Protection Dogs Worldwide very strongly believes that before being a protection dog, your K9 companion should be allowed to be, and enjoyed for being a dog. To this end, it is integral that any responsible dog owner invests time and energy into developing a strong and meaningful bond with their dog. Dogs are remarkably intelligent and sentient animals, capable of both perceiving, and consistently responding to human emotions, and other stimuli. It is generally accepted that the stronger the bond between the human and the dog, the more responsive the dog will be.
Similarly to humans, dogs have also been argued as having a discrete hierarchy of needs. “Biological needs” (food, water, sleep, and shelter etc.) form the basis of what a dog needs, and is followed by (in order) “emotional needs”, “social needs”, “force-free training needs”, and “cognitive needs”. As dogs learn by association and conditioning (see this article for more information), a dog can associate a handler with the provision that meets its various needs, and become conditioned to form a positive relationship with them. The strength of the bond between dogs and their handlers can often be measured by obedience, and it is no coincidence that dogs will often be particularly obedient to those who provide their most basic biological needs, i.e. food. To this end, the simple activity of feeding your dog is often an effective way of forming a bond with them.
If a handler is able to create pleasant experiences for their dog, then their capacity for bonding significantly increases. This is due to the fact that the dog will associate their handler with pleasant experiences, and be more inclined to perform behaviors associated with those experiences.
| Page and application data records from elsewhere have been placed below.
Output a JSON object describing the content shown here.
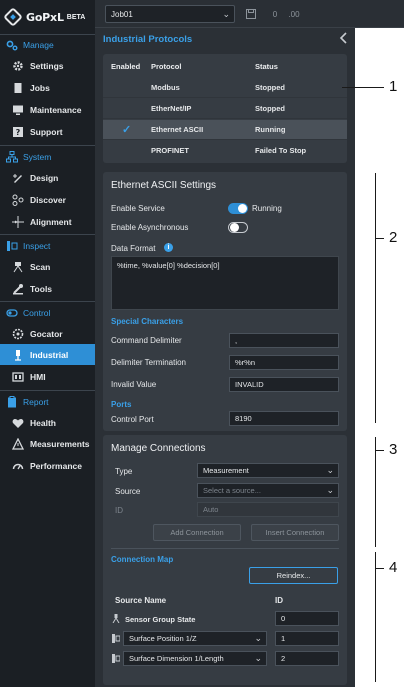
{
  "app": {
    "name": "GoPxL",
    "badge": "BETA"
  },
  "sidebar": {
    "sections": [
      {
        "label": "Manage",
        "icon": "gears-icon",
        "items": [
          {
            "label": "Settings",
            "icon": "gear-icon"
          },
          {
            "label": "Jobs",
            "icon": "document-icon"
          },
          {
            "label": "Maintenance",
            "icon": "monitor-icon"
          },
          {
            "label": "Support",
            "icon": "help-icon"
          }
        ]
      },
      {
        "label": "System",
        "icon": "network-icon",
        "items": [
          {
            "label": "Design",
            "icon": "design-icon"
          },
          {
            "label": "Discover",
            "icon": "discover-icon"
          },
          {
            "label": "Alignment",
            "icon": "alignment-icon"
          }
        ]
      },
      {
        "label": "Inspect",
        "icon": "inspect-icon",
        "items": [
          {
            "label": "Scan",
            "icon": "scan-icon"
          },
          {
            "label": "Tools",
            "icon": "tools-icon"
          }
        ]
      },
      {
        "label": "Control",
        "icon": "control-icon",
        "items": [
          {
            "label": "Gocator",
            "icon": "gocator-icon"
          },
          {
            "label": "Industrial",
            "icon": "industrial-icon",
            "active": true
          },
          {
            "label": "HMI",
            "icon": "hmi-icon"
          }
        ]
      },
      {
        "label": "Report",
        "icon": "clipboard-icon",
        "items": [
          {
            "label": "Health",
            "icon": "heart-icon"
          },
          {
            "label": "Measurements",
            "icon": "measurements-icon"
          },
          {
            "label": "Performance",
            "icon": "gauge-icon"
          }
        ]
      }
    ]
  },
  "topbar": {
    "job": "Job01",
    "icon_a": "0",
    "icon_b": ".00"
  },
  "panel": {
    "title": "Industrial Protocols",
    "protocols": {
      "headers": {
        "enabled": "Enabled",
        "protocol": "Protocol",
        "status": "Status"
      },
      "rows": [
        {
          "protocol": "Modbus",
          "status": "Stopped",
          "enabled": false
        },
        {
          "protocol": "EtherNet/IP",
          "status": "Stopped",
          "enabled": false
        },
        {
          "protocol": "Ethernet ASCII",
          "status": "Running",
          "enabled": true
        },
        {
          "protocol": "PROFINET",
          "status": "Failed To Stop",
          "enabled": false
        }
      ]
    },
    "ascii_settings": {
      "title": "Ethernet ASCII Settings",
      "enable_service_label": "Enable Service",
      "enable_service_state": "Running",
      "enable_service_on": true,
      "enable_async_label": "Enable Asynchronous",
      "enable_async_on": false,
      "data_format_label": "Data Format",
      "data_format_value": "%time, %value[0] %decision[0]",
      "special_chars_heading": "Special Characters",
      "command_delimiter_label": "Command Delimiter",
      "command_delimiter_value": ",",
      "delimiter_termination_label": "Delimiter Termination",
      "delimiter_termination_value": "%r%n",
      "invalid_value_label": "Invalid Value",
      "invalid_value_value": "INVALID",
      "ports_heading": "Ports",
      "control_port_label": "Control Port",
      "control_port_value": "8190"
    },
    "connections": {
      "title": "Manage Connections",
      "type_label": "Type",
      "type_value": "Measurement",
      "source_label": "Source",
      "source_placeholder": "Select a source...",
      "id_label": "ID",
      "id_placeholder": "Auto",
      "add_button": "Add Connection",
      "insert_button": "Insert Connection",
      "map_heading": "Connection Map",
      "reindex_button": "Reindex...",
      "col_source": "Source Name",
      "col_id": "ID",
      "map_rows": [
        {
          "source": "Sensor Group State",
          "id": "0",
          "dropdown": false
        },
        {
          "source": "Surface Position 1/Z",
          "id": "1",
          "dropdown": true
        },
        {
          "source": "Surface Dimension 1/Length",
          "id": "2",
          "dropdown": true
        }
      ]
    }
  },
  "callouts": [
    "1",
    "2",
    "3",
    "4"
  ],
  "colors": {
    "accent": "#2e8fd6",
    "link": "#3aa0e8",
    "sidebar_bg": "#1b1f24",
    "panel_bg": "#2b3036",
    "card_bg": "#363c43"
  }
}
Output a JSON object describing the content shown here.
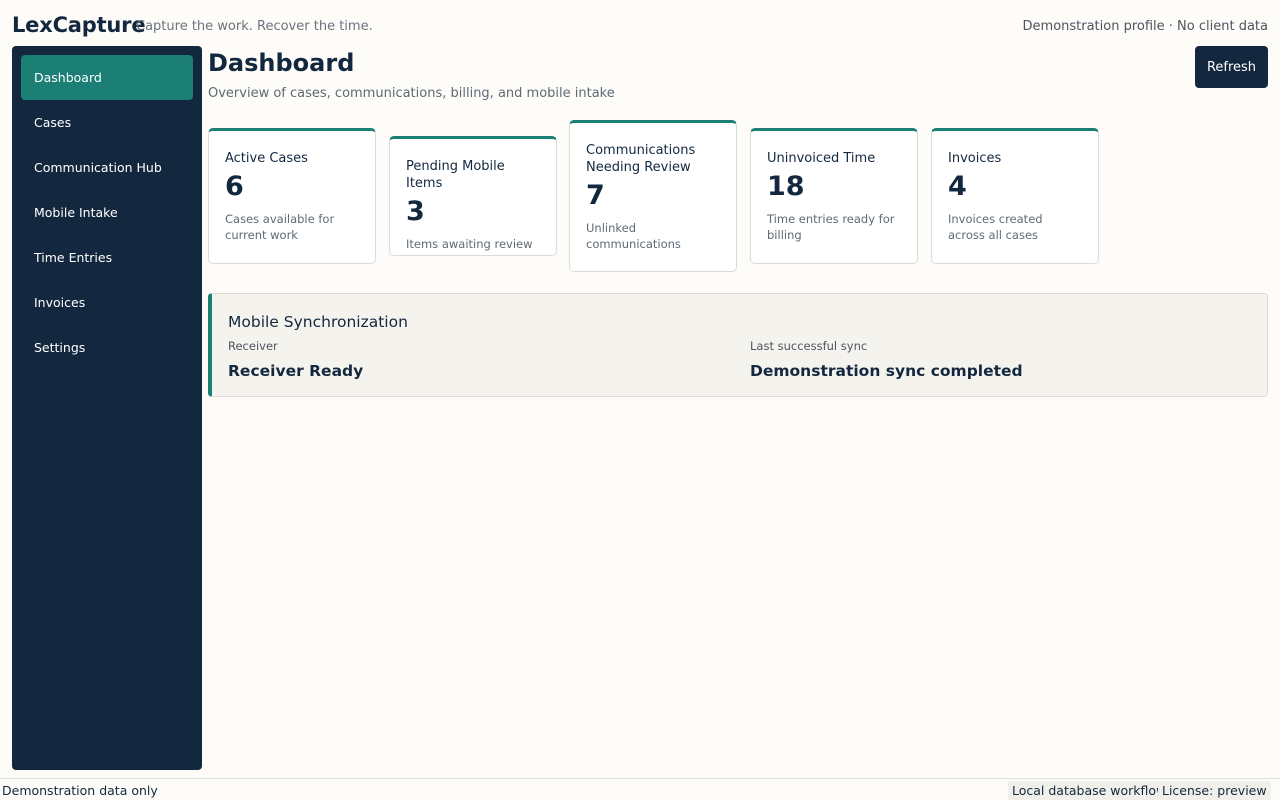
{
  "header": {
    "brand": "LexCapture",
    "tagline": "Capture the work. Recover the time.",
    "profile_note": "Demonstration profile · No client data"
  },
  "sidebar": {
    "items": [
      {
        "label": "Dashboard",
        "active": true
      },
      {
        "label": "Cases",
        "active": false
      },
      {
        "label": "Communication Hub",
        "active": false
      },
      {
        "label": "Mobile Intake",
        "active": false
      },
      {
        "label": "Time Entries",
        "active": false
      },
      {
        "label": "Invoices",
        "active": false
      },
      {
        "label": "Settings",
        "active": false
      }
    ]
  },
  "main": {
    "title": "Dashboard",
    "subtitle": "Overview of cases, communications, billing, and mobile intake",
    "refresh_label": "Refresh",
    "cards": [
      {
        "title": "Active Cases",
        "value": "6",
        "description": "Cases available for current work"
      },
      {
        "title": "Pending Mobile Items",
        "value": "3",
        "description": "Items awaiting review"
      },
      {
        "title": "Communications Needing Review",
        "value": "7",
        "description": "Unlinked communications"
      },
      {
        "title": "Uninvoiced Time",
        "value": "18",
        "description": "Time entries ready for billing"
      },
      {
        "title": "Invoices",
        "value": "4",
        "description": "Invoices created across all cases"
      }
    ],
    "sync": {
      "title": "Mobile Synchronization",
      "receiver_label": "Receiver",
      "receiver_value": "Receiver Ready",
      "last_sync_label": "Last successful sync",
      "last_sync_value": "Demonstration sync completed"
    }
  },
  "status_bar": {
    "left": "Demonstration data only",
    "database": "Local database workflow",
    "license": "License: preview"
  },
  "colors": {
    "navy": "#13283f",
    "teal": "#1b7f76",
    "background": "#fdfcf8"
  }
}
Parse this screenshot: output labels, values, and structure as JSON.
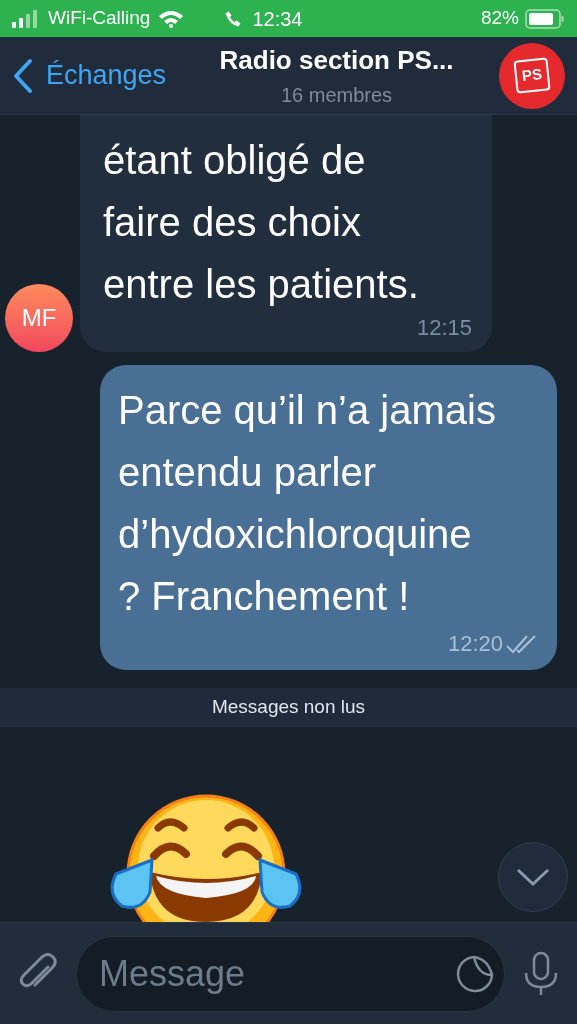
{
  "status_bar": {
    "carrier": "WiFi-Calling",
    "time": "12:34",
    "battery": "82%"
  },
  "header": {
    "back": "Échanges",
    "title": "Radio section PS...",
    "subtitle": "16 membres",
    "avatar_text": "PS"
  },
  "messages": [
    {
      "kind": "incoming",
      "text": "étant obligé de faire des choix entre les patients.",
      "time": "12:15",
      "avatar": "MF"
    },
    {
      "kind": "outgoing",
      "text": "Parce qu’il n’a jamais entendu parler d’hydoxichloroquine ? Franchement !",
      "time": "12:20",
      "read": true
    },
    {
      "kind": "divider",
      "text": "Messages non lus"
    },
    {
      "kind": "sticker"
    }
  ],
  "composer": {
    "placeholder": "Message"
  }
}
For example, obedience training can be a valuable method for both improving a dog’s response to commands, and relationship with the handler. This is the case when correct behaviors are clearly marked and rewarded, i.e. with an edible treat, or allowing the dog in question to play with a toy such as Kong or ball. Other activities which may allow a handler to bond with their dog include grooming, physical contact such as stroking and petting, playing the dog’s favorite games together (such as fetch), and regular walking.
Given that family protection dogs serve a security role and are expected to protect their handler and family from potential aggressors, it is especially important that handlers take the time to develop a strong bond with them. The stronger the bond, the more willing the dog will be to protect you and your family.